By Phillip McKnight
It was a November night when we pushed our canoe from the sandy shore into the cool trickling creek water. My friend sat in the front and I waded until the 50-degree water reached my knees. I swung a leg over the canoe and continued my journey into the dark and under the stars down northern Maryland’s Deer Creek.
I made the decision to embark on this 7 day sectional paddle of the entire Deer Creek because I grew up as a boy playing, and occasionally peeing in a gravelly stream that I didn’t know at the time was called the Little Deer Creek. Now thirty, I realize that any action I did on the land (or in the water) surrounding that creek would eventually end up somewhere.
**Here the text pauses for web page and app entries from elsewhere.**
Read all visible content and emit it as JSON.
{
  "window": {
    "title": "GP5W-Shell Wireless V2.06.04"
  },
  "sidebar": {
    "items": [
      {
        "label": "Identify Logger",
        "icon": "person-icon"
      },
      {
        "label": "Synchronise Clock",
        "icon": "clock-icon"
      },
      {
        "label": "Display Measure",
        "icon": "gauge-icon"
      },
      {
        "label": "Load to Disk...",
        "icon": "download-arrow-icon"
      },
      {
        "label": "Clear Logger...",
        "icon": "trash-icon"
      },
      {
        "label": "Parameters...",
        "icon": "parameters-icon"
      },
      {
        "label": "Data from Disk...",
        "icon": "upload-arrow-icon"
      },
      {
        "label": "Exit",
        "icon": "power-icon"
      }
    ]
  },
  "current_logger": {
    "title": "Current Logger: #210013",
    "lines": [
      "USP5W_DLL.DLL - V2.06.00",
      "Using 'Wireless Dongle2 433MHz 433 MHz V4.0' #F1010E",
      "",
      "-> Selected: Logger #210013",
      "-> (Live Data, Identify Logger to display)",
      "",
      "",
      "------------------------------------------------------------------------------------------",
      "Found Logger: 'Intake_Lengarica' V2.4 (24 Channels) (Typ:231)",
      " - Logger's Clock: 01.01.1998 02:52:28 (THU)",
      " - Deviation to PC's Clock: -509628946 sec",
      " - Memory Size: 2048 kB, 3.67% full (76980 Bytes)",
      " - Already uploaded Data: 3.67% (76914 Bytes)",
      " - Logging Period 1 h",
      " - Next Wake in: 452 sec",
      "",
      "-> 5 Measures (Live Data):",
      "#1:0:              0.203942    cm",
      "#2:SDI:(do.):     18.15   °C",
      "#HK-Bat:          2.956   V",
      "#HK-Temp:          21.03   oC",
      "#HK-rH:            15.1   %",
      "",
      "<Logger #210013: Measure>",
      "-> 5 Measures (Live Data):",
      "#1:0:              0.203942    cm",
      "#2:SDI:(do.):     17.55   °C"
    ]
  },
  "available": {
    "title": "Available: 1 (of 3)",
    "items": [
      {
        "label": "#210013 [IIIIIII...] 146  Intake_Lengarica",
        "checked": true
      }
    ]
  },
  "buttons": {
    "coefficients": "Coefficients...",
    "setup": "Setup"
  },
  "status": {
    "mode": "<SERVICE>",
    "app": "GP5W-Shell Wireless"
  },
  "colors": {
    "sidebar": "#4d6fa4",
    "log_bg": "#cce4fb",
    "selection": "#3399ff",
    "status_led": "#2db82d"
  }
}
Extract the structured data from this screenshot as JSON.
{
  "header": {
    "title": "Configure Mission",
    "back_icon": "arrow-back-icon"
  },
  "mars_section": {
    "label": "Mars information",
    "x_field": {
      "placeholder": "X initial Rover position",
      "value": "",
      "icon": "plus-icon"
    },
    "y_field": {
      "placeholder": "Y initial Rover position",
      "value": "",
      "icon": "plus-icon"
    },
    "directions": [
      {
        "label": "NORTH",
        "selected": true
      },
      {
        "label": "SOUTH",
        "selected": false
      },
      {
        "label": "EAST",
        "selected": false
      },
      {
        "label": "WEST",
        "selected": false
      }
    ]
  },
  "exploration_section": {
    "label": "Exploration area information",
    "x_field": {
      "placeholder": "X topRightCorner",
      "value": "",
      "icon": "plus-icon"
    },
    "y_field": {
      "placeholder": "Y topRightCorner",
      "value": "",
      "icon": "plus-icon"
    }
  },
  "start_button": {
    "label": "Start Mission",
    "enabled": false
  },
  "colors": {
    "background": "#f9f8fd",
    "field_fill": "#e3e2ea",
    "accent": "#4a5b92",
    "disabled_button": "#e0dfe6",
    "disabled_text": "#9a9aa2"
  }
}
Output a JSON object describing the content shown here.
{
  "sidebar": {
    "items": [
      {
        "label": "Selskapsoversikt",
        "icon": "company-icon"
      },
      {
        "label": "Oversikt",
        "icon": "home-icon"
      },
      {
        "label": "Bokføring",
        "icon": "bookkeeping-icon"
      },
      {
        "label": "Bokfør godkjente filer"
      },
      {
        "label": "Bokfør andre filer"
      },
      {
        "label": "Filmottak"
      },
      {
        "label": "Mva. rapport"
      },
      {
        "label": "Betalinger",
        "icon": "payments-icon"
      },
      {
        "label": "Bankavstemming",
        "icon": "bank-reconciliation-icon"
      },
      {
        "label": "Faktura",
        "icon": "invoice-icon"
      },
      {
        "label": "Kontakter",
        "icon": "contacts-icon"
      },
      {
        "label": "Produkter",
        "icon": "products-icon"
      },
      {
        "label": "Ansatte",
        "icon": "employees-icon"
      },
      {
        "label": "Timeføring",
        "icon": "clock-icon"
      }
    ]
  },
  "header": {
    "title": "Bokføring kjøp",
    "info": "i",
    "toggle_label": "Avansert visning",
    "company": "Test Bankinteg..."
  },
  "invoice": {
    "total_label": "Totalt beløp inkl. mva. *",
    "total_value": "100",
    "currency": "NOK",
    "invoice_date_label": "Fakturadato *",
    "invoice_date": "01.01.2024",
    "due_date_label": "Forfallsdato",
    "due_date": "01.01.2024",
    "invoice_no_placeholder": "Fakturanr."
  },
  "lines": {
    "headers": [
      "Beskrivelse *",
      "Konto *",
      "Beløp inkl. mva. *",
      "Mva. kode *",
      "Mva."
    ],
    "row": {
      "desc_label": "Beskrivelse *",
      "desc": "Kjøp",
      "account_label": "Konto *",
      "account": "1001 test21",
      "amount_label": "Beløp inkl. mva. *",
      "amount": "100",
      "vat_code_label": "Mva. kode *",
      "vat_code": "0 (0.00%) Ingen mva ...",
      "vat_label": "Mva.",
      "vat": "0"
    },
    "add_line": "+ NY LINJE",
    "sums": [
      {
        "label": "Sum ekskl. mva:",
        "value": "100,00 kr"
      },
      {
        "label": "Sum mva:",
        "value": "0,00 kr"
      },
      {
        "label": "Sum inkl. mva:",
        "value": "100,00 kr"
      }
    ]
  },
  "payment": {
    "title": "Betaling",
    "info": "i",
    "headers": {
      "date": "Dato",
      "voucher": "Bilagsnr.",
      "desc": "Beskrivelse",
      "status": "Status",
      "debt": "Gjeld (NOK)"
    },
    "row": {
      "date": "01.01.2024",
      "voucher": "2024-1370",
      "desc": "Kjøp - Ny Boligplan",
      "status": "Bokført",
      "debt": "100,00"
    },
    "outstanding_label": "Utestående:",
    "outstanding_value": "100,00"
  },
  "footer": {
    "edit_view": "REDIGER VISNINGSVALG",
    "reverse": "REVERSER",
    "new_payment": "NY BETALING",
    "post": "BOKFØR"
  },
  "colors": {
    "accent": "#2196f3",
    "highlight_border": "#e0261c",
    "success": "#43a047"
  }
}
I made the decision to find out where that somewhere actually was.
I began the journey on a summer day near the intersection of the Maryland/Pennsylvania line and I 83. The Deer Creek, with its headwaters reaching into York, PA, is Harford County’s largest watershed, covering 38% of the county or approximately 171 square miles (Deer Creek Watershed Association). My friend Andrew, who owns property near the creek’s headwaters, offered me the perfect place to launch the old kayak that I had owned since I was 13. I uncomfortably squeezed my body into the small black craft, said goodbye to my friend, paddled 5 strokes and then bottomed out on a shallow rapid. It was an anticlimactic start to a 35-mile journey. Little did I know then that the picture of me bottomed out on a sandy spit would be a common sight. Read the story